Stretching DNA to the limit

April 24, 2007

It has long been known that UV light can damage DNA, reducing its ability to replicate and interact with proteins, and often resulting in the development of skin cancers. However, not much is known about how the elasticity of DNA strands is altered upon exposure to UV light. Now a group of researchers at Duke University have developed a method to measure changes in the mechanical properties of DNA upon irradiation with UV light.

Piotr Marszalek and his colleagues have conducted single-molecule force spectroscopy measurements on viral DNA, which show the unraveling of the DNA double helix upon exposure to UV irradiation. The researchers essentially pick up individual DNA molecules with the tip of a scanning probe microscope and stretch it while measuring the forces generated. These "stretch--release" measurements enable the accurate determination of changes in the elasticity of the DNA strands. Upon exposure to UV light, the force profile of the viral DNA changes dramatically in a dose-dependent manner. The force curve of intact DNA is characterized by a plateau region. This characteristic plateau is drastically reduced in width with increasing exposure to UV light.

UV light induces the crosslinking of the constituent DNA bases within the polynucleotide chains, as well as causes the formation of lesions by linking together the adjacent strands. The small changes in structure induced by this crosslinking can very profoundly affect the ability of DNA to recognize specific molecules, and can thus completely disrupt its ability to replicate and interact with the transcriptional machinery to synthesize proteins. Marszalek and his colleagues have also examined synthetic DNA to figure out the extent to which different bases are affected by UV light. They conclude that the changes in the force profile of viral DNA exposed to UV light are due to the local unwinding of the double helix in some regions arising from the massive formation of crosslinked structures.

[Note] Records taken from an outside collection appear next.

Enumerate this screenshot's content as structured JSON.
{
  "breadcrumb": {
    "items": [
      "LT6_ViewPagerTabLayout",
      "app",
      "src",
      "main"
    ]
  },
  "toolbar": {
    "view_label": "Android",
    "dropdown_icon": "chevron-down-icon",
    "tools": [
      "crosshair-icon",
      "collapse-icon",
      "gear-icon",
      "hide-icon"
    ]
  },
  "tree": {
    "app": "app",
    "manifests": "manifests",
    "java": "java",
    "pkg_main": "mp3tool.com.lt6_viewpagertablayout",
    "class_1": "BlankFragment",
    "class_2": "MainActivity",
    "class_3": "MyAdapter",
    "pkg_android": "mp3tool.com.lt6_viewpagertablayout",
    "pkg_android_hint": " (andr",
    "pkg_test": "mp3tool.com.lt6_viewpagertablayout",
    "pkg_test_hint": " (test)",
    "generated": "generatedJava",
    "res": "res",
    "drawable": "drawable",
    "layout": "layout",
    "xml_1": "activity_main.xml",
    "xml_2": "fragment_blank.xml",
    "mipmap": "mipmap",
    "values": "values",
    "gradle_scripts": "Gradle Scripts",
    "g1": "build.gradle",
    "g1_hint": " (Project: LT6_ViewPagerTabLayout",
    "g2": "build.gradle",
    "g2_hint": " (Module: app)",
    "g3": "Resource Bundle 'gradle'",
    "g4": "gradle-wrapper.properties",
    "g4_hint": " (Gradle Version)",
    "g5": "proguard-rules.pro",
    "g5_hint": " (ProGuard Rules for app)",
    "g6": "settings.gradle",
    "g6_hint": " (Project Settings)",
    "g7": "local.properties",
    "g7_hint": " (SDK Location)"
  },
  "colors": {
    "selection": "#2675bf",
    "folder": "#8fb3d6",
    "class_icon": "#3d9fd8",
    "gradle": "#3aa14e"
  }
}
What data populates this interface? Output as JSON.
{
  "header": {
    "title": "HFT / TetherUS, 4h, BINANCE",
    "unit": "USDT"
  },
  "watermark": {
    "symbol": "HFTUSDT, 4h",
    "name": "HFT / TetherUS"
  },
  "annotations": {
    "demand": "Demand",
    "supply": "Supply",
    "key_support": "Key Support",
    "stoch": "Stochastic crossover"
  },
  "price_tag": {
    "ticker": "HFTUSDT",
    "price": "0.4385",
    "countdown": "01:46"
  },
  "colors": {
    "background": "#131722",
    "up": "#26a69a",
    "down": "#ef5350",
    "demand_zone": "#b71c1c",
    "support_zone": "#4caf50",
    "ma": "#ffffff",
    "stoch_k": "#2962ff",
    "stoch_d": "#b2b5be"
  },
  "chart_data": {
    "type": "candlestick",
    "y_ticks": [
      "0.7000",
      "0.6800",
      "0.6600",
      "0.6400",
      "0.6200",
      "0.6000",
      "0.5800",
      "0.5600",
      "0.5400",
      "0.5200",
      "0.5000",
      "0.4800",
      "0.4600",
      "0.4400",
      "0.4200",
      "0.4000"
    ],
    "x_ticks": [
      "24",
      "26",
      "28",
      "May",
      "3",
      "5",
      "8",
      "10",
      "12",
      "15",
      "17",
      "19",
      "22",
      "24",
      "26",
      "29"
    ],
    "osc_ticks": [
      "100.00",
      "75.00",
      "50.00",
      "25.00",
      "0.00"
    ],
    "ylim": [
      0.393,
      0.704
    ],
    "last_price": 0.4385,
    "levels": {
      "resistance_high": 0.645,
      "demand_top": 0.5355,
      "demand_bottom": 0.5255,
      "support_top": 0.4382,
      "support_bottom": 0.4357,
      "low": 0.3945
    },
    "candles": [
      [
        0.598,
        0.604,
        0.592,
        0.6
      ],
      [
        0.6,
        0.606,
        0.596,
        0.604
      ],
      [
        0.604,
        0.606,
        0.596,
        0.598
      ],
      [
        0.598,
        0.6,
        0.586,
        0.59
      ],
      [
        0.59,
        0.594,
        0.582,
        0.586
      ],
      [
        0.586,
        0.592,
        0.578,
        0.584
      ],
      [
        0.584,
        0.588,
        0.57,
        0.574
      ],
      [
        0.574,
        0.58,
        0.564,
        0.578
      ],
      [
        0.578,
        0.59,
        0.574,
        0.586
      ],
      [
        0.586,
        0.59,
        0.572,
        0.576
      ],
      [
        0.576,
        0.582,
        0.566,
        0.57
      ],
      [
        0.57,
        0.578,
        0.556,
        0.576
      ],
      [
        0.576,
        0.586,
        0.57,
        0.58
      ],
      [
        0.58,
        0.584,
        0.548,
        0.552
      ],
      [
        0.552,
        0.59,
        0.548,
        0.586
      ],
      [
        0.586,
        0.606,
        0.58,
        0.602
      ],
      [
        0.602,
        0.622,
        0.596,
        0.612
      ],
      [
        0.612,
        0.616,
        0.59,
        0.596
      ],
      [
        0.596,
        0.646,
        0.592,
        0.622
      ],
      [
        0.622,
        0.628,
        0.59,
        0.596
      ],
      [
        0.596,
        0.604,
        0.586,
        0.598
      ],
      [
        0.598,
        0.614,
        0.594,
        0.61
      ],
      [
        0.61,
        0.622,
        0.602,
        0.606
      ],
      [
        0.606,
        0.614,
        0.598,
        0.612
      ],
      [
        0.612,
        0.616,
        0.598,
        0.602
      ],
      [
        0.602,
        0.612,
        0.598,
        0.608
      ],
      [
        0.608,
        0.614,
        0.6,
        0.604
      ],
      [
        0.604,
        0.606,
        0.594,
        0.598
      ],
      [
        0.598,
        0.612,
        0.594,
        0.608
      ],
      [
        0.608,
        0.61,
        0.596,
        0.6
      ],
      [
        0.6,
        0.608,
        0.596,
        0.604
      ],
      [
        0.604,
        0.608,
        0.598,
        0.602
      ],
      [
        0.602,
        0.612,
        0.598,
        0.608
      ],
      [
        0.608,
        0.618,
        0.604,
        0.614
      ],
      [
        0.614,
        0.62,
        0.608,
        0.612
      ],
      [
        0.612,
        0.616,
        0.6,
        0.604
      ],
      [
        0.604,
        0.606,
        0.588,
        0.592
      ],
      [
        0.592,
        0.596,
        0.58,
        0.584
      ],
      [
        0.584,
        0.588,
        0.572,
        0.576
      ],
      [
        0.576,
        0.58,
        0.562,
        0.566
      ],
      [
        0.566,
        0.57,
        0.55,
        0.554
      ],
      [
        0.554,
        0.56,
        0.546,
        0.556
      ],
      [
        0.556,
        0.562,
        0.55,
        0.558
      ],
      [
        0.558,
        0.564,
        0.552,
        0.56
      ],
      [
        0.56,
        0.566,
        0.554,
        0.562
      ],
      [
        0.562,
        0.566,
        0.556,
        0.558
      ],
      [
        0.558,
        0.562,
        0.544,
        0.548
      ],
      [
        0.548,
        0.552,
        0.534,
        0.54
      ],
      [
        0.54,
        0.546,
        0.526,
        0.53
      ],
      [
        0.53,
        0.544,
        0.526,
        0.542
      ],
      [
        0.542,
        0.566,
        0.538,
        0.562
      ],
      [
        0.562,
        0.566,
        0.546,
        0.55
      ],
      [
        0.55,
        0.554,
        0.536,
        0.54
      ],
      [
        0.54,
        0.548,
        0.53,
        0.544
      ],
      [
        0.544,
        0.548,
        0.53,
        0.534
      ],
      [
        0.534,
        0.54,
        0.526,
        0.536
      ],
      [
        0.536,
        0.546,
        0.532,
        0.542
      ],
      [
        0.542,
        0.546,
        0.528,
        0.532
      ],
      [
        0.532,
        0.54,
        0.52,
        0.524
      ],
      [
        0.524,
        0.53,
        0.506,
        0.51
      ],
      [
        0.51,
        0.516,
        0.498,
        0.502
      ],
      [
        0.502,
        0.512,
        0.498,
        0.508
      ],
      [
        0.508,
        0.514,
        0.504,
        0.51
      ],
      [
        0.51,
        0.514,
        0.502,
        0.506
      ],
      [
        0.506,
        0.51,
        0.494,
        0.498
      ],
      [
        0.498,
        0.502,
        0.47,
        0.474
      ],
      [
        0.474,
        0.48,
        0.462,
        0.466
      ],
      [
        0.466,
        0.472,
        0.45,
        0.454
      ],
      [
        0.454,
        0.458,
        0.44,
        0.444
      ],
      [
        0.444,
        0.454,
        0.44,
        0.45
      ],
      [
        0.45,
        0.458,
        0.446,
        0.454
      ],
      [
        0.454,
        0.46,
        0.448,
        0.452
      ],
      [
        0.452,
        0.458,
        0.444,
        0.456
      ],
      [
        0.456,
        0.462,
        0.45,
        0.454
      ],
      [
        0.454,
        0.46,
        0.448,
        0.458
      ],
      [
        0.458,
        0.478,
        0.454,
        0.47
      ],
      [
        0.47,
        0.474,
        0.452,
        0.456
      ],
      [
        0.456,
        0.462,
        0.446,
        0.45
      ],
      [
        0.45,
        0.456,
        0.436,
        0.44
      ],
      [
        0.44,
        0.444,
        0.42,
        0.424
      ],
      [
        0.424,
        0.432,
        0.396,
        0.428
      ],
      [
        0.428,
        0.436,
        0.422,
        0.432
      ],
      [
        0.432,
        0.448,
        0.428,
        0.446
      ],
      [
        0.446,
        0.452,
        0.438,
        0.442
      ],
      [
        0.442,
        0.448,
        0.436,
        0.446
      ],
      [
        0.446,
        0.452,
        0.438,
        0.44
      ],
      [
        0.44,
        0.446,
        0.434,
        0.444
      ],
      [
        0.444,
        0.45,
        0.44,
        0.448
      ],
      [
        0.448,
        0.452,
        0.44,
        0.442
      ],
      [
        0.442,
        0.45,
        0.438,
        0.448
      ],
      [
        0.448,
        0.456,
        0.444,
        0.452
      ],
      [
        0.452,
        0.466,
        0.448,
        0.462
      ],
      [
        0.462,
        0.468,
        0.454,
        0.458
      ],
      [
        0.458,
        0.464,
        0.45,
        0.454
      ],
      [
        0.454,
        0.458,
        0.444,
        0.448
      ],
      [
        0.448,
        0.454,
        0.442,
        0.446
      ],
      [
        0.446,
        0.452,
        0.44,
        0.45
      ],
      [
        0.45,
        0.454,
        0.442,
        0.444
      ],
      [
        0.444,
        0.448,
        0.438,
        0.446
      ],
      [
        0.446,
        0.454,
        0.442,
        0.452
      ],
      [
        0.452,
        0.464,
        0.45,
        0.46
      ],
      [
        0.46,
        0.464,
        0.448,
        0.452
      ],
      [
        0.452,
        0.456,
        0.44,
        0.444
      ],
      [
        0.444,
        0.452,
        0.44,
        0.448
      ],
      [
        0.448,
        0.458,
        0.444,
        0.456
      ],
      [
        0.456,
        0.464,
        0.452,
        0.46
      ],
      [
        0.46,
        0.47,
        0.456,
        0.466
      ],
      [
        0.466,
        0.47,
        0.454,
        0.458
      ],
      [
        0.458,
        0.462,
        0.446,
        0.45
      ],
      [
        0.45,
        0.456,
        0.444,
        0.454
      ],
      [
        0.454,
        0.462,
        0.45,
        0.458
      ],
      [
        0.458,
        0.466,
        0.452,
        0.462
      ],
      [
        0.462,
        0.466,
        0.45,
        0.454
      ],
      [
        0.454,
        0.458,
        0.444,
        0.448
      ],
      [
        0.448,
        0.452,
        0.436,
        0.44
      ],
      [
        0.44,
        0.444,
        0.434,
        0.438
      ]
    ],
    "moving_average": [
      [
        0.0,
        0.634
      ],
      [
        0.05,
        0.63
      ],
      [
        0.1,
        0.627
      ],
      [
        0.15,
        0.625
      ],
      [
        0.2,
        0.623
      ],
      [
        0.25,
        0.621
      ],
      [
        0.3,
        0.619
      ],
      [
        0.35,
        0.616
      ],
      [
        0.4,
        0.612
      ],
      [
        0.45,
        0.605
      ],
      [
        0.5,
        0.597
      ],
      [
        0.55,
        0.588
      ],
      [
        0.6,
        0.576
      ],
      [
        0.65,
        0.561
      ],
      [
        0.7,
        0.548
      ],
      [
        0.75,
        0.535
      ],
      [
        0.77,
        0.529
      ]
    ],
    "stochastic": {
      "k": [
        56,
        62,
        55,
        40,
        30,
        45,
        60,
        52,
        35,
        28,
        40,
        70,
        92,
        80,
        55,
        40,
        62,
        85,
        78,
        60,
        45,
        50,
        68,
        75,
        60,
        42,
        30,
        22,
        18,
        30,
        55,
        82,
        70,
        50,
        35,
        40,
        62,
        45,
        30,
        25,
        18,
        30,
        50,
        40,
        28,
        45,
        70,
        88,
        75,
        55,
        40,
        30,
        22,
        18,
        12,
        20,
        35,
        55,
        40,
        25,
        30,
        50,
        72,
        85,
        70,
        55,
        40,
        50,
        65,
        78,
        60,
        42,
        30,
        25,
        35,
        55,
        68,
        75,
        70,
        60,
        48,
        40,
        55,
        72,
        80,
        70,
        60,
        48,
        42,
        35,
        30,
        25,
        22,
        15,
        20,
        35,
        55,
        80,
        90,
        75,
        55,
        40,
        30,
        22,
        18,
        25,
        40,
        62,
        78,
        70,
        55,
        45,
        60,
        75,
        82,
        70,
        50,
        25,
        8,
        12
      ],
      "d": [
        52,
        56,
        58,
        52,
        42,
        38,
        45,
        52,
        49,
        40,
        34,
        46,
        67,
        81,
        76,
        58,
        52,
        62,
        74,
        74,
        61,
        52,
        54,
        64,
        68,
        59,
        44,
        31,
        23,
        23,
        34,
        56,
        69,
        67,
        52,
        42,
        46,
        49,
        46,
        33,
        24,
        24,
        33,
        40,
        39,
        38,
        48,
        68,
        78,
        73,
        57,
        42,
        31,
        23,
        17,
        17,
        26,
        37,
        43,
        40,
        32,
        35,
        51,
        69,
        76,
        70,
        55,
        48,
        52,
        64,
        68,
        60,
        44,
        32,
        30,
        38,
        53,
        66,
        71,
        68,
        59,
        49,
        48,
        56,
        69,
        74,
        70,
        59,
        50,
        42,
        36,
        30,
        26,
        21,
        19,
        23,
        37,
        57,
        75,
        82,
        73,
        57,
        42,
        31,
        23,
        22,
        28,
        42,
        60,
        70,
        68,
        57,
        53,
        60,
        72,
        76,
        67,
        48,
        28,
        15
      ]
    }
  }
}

"These are the first measurements that establish a relationship between DNA nanomechanics and damage", said Marszalek. He believes that this work paves the way for using stretch--release force spectroscopy measurements in DNA diagnostics.
-end-
Autor: Piotr E. Marszalek, Duke University (USA), http://www.mems.duke.edu/faculty/marszalek/index.php

Small 2007, 3, No. 5, doi: 10.1002/smll.200600592

About Small: Micro and Nano: No small Matter. Science at the nano- and microscale is currently receiving enormous wordwide interest. Published by Wiley-VCH, Small provides the very best forum for experimental and theoretical studies of fundamental and applied interdisciplinary research at these dimensions. Read an attractive mix of peer-reviewed Communications, Reviews, Concepts, Highlights, Essays, and Full Papers.

Wiley

Related DNA Articles from Brightsurf:

A new twist on DNA origami
A team* of scientists from ASU and Shanghai Jiao Tong University (SJTU) led by Hao Yan, ASU's Milton Glick Professor in the School of Molecular Sciences, and director of the ASU Biodesign Institute's Center for Molecular Design and Biomimetics, has just announced the creation of a new type of meta-DNA structures that will open up the fields of optoelectronics (including information storage and encryption) as well as synthetic biology.

Solving a DNA mystery
''A watched pot never boils,'' as the saying goes, but that was not the case for UC Santa Barbara researchers watching a ''pot'' of liquids formed from DNA.

Junk DNA might be really, really useful for biocomputing
When you don't understand how things work, it's not unusual to think of them as just plain old junk.

Designing DNA from scratch: Engineering the functions of micrometer-sized DNA droplets
Scientists at Tokyo Institute of Technology (Tokyo Tech) have constructed ''DNA droplets'' comprising designed DNA nanostructures.

Does DNA in the water tell us how many fish are there?
Researchers have developed a new non-invasive method to count individual fish by measuring the concentration of environmental DNA in the water, which could be applied for quantitative monitoring of aquatic ecosystems.

Zigzag DNA
How the cell organizes DNA into tightly packed chromosomes. Nature publication by Delft University of Technology and EMBL Heidelberg.

Scientists now know what DNA's chaperone looks like
Researchers have discovered the structure of the FACT protein -- a mysterious protein central to the functioning of DNA.

DNA is like everything else: it's not what you have, but how you use it
A new paradigm for reading out genetic information in DNA is described by Dr.

A new spin on DNA
For decades, researchers have chased ways to study biological machines.

From face to DNA: New method aims to improve match between DNA sample and face database
Predicting what someone's face looks like based on a DNA sample remains a hard nut to crack for science.

Read More: DNA News and DNA Current Events
Brightsurf.com is a participant in the Amazon Services LLC Associates Program, an affiliate advertising program designed to provide a means for sites to earn advertising fees by advertising and linking to Amazon.com.